Top of Material to process

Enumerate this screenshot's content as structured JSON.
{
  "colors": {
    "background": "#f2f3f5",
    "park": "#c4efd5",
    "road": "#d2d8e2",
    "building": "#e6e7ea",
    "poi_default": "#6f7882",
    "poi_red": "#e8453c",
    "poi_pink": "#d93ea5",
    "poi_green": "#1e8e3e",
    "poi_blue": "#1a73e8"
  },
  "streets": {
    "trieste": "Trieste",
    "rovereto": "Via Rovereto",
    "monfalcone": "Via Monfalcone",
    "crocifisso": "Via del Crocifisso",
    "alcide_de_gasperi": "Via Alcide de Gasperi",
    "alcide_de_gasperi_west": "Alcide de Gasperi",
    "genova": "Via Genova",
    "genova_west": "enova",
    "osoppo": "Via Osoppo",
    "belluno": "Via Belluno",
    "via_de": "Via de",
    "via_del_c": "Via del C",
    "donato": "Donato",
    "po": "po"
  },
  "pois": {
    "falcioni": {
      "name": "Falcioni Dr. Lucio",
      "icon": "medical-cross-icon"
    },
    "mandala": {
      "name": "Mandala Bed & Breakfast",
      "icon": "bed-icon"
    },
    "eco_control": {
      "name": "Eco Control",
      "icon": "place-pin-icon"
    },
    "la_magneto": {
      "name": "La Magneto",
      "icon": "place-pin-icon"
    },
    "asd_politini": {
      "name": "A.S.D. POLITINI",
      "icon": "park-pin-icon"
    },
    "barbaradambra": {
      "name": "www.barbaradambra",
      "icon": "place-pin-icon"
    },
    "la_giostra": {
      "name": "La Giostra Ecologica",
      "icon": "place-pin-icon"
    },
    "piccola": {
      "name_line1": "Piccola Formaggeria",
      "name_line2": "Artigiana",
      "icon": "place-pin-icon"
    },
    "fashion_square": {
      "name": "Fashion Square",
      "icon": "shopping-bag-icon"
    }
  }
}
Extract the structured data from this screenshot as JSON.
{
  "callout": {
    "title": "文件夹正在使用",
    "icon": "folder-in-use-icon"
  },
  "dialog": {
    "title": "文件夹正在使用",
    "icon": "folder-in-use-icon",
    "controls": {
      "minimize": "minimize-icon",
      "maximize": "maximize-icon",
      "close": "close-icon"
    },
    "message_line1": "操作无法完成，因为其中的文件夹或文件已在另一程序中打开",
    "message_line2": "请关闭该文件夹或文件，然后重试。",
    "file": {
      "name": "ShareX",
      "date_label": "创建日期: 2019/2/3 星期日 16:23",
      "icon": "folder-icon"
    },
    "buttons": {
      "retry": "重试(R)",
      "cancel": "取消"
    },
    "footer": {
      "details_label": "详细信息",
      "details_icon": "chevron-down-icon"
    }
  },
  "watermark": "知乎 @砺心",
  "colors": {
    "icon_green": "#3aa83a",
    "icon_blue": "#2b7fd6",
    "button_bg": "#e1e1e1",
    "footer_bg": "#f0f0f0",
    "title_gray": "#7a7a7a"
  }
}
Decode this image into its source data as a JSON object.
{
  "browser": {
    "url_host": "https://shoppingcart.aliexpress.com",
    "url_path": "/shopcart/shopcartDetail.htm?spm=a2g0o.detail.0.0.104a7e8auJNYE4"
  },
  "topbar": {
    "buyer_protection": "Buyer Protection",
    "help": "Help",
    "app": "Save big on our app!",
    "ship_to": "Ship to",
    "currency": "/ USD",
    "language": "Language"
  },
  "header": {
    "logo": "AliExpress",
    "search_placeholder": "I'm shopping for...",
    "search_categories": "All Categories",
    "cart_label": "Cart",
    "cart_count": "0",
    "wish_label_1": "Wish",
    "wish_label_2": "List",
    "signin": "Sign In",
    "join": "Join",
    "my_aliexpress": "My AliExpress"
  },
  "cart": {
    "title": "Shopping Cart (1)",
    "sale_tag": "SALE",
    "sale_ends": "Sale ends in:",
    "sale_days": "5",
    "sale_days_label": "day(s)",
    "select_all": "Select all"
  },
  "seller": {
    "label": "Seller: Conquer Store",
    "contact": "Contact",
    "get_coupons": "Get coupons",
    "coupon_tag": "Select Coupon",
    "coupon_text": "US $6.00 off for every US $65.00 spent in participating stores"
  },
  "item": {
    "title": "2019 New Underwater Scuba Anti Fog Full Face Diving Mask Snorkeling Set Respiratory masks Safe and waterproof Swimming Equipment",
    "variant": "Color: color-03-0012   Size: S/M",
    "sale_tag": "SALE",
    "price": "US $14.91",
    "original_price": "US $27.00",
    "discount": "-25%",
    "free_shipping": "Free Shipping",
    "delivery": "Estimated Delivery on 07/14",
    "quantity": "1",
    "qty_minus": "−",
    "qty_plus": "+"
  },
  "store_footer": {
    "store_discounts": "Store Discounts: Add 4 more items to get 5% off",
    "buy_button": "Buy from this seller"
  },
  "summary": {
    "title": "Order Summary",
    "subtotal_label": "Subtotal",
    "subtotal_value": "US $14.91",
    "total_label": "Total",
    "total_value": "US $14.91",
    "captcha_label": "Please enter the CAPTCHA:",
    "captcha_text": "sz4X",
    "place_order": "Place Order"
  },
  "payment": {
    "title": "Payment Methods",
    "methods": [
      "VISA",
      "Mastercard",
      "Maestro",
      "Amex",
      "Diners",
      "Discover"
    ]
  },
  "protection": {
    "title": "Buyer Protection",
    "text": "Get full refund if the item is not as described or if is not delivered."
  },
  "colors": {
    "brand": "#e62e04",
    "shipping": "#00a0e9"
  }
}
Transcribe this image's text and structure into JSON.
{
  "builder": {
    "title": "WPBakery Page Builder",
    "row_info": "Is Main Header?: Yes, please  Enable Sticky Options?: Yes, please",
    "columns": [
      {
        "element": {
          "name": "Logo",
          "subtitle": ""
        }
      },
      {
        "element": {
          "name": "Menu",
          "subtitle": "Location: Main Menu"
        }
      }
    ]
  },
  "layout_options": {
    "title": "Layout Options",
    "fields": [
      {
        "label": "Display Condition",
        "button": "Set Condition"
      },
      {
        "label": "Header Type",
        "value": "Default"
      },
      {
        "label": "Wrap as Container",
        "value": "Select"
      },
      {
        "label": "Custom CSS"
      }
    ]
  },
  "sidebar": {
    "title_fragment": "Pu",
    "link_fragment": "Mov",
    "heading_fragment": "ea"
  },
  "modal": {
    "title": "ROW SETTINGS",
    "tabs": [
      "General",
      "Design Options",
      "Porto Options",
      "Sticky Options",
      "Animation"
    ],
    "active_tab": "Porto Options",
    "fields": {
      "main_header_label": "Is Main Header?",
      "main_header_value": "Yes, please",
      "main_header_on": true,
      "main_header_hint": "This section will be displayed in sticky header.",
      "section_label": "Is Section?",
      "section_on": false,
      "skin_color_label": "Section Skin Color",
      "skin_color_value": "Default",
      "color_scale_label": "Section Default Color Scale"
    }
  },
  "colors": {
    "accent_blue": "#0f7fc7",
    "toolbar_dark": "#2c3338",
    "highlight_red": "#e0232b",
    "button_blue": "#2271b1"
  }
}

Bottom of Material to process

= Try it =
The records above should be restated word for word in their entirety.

= Exercise result =
Enumerate this screenshot's content as structured JSON.
{
  "colors": {
    "background": "#f2f3f5",
    "park": "#c4efd5",
    "road": "#d2d8e2",
    "building": "#e6e7ea",
    "poi_default": "#6f7882",
    "poi_red": "#e8453c",
    "poi_pink": "#d93ea5",
    "poi_green": "#1e8e3e",
    "poi_blue": "#1a73e8"
  },
  "streets": {
    "trieste": "Trieste",
    "rovereto": "Via Rovereto",
    "monfalcone": "Via Monfalcone",
    "crocifisso": "Via del Crocifisso",
    "alcide_de_gasperi": "Via Alcide de Gasperi",
    "alcide_de_gasperi_west": "Alcide de Gasperi",
    "genova": "Via Genova",
    "genova_west": "enova",
    "osoppo": "Via Osoppo",
    "belluno": "Via Belluno",
    "via_de": "Via de",
    "via_del_c": "Via del C",
    "donato": "Donato",
    "po": "po"
  },
  "pois": {
    "falcioni": {
      "name": "Falcioni Dr. Lucio",
      "icon": "medical-cross-icon"
    },
    "mandala": {
      "name": "Mandala Bed & Breakfast",
      "icon": "bed-icon"
    },
    "eco_control": {
      "name": "Eco Control",
      "icon": "place-pin-icon"
    },
    "la_magneto": {
      "name": "La Magneto",
      "icon": "place-pin-icon"
    },
    "asd_politini": {
      "name": "A.S.D. POLITINI",
      "icon": "park-pin-icon"
    },
    "barbaradambra": {
      "name": "www.barbaradambra",
      "icon": "place-pin-icon"
    },
    "la_giostra": {
      "name": "La Giostra Ecologica",
      "icon": "place-pin-icon"
    },
    "piccola": {
      "name_line1": "Piccola Formaggeria",
      "name_line2": "Artigiana",
      "icon": "place-pin-icon"
    },
    "fashion_square": {
      "name": "Fashion Square",
      "icon": "shopping-bag-icon"
    }
  }
}
Extract the structured data from this screenshot as JSON.
{
  "callout": {
    "title": "文件夹正在使用",
    "icon": "folder-in-use-icon"
  },
  "dialog": {
    "title": "文件夹正在使用",
    "icon": "folder-in-use-icon",
    "controls": {
      "minimize": "minimize-icon",
      "maximize": "maximize-icon",
      "close": "close-icon"
    },
    "message_line1": "操作无法完成，因为其中的文件夹或文件已在另一程序中打开",
    "message_line2": "请关闭该文件夹或文件，然后重试。",
    "file": {
      "name": "ShareX",
      "date_label": "创建日期: 2019/2/3 星期日 16:23",
      "icon": "folder-icon"
    },
    "buttons": {
      "retry": "重试(R)",
      "cancel": "取消"
    },
    "footer": {
      "details_label": "详细信息",
      "details_icon": "chevron-down-icon"
    }
  },
  "watermark": "知乎 @砺心",
  "colors": {
    "icon_green": "#3aa83a",
    "icon_blue": "#2b7fd6",
    "button_bg": "#e1e1e1",
    "footer_bg": "#f0f0f0",
    "title_gray": "#7a7a7a"
  }
}
Decode this image into its source data as a JSON object.
{
  "browser": {
    "url_host": "https://shoppingcart.aliexpress.com",
    "url_path": "/shopcart/shopcartDetail.htm?spm=a2g0o.detail.0.0.104a7e8auJNYE4"
  },
  "topbar": {
    "buyer_protection": "Buyer Protection",
    "help": "Help",
    "app": "Save big on our app!",
    "ship_to": "Ship to",
    "currency": "/ USD",
    "language": "Language"
  },
  "header": {
    "logo": "AliExpress",
    "search_placeholder": "I'm shopping for...",
    "search_categories": "All Categories",
    "cart_label": "Cart",
    "cart_count": "0",
    "wish_label_1": "Wish",
    "wish_label_2": "List",
    "signin": "Sign In",
    "join": "Join",
    "my_aliexpress": "My AliExpress"
  },
  "cart": {
    "title": "Shopping Cart (1)",
    "sale_tag": "SALE",
    "sale_ends": "Sale ends in:",
    "sale_days": "5",
    "sale_days_label": "day(s)",
    "select_all": "Select all"
  },
  "seller": {
    "label": "Seller: Conquer Store",
    "contact": "Contact",
    "get_coupons": "Get coupons",
    "coupon_tag": "Select Coupon",
    "coupon_text": "US $6.00 off for every US $65.00 spent in participating stores"
  },
  "item": {
    "title": "2019 New Underwater Scuba Anti Fog Full Face Diving Mask Snorkeling Set Respiratory masks Safe and waterproof Swimming Equipment",
    "variant": "Color: color-03-0012   Size: S/M",
    "sale_tag": "SALE",
    "price": "US $14.91",
    "original_price": "US $27.00",
    "discount": "-25%",
    "free_shipping": "Free Shipping",
    "delivery": "Estimated Delivery on 07/14",
    "quantity": "1",
    "qty_minus": "−",
    "qty_plus": "+"
  },
  "store_footer": {
    "store_discounts": "Store Discounts: Add 4 more items to get 5% off",
    "buy_button": "Buy from this seller"
  },
  "summary": {
    "title": "Order Summary",
    "subtotal_label": "Subtotal",
    "subtotal_value": "US $14.91",
    "total_label": "Total",
    "total_value": "US $14.91",
    "captcha_label": "Please enter the CAPTCHA:",
    "captcha_text": "sz4X",
    "place_order": "Place Order"
  },
  "payment": {
    "title": "Payment Methods",
    "methods": [
      "VISA",
      "Mastercard",
      "Maestro",
      "Amex",
      "Diners",
      "Discover"
    ]
  },
  "protection": {
    "title": "Buyer Protection",
    "text": "Get full refund if the item is not as described or if is not delivered."
  },
  "colors": {
    "brand": "#e62e04",
    "shipping": "#00a0e9"
  }
}
Transcribe this image's text and structure into JSON.
{
  "builder": {
    "title": "WPBakery Page Builder",
    "row_info": "Is Main Header?: Yes, please  Enable Sticky Options?: Yes, please",
    "columns": [
      {
        "element": {
          "name": "Logo",
          "subtitle": ""
        }
      },
      {
        "element": {
          "name": "Menu",
          "subtitle": "Location: Main Menu"
        }
      }
    ]
  },
  "layout_options": {
    "title": "Layout Options",
    "fields": [
      {
        "label": "Display Condition",
        "button": "Set Condition"
      },
      {
        "label": "Header Type",
        "value": "Default"
      },
      {
        "label": "Wrap as Container",
        "value": "Select"
      },
      {
        "label": "Custom CSS"
      }
    ]
  },
  "sidebar": {
    "title_fragment": "Pu",
    "link_fragment": "Mov",
    "heading_fragment": "ea"
  },
  "modal": {
    "title": "ROW SETTINGS",
    "tabs": [
      "General",
      "Design Options",
      "Porto Options",
      "Sticky Options",
      "Animation"
    ],
    "active_tab": "Porto Options",
    "fields": {
      "main_header_label": "Is Main Header?",
      "main_header_value": "Yes, please",
      "main_header_on": true,
      "main_header_hint": "This section will be displayed in sticky header.",
      "section_label": "Is Section?",
      "section_on": false,
      "skin_color_label": "Section Skin Color",
      "skin_color_value": "Default",
      "color_scale_label": "Section Default Color Scale"
    }
  },
  "colors": {
    "accent_blue": "#0f7fc7",
    "toolbar_dark": "#2c3338",
    "highlight_red": "#e0232b",
    "button_blue": "#2271b1"
  }
}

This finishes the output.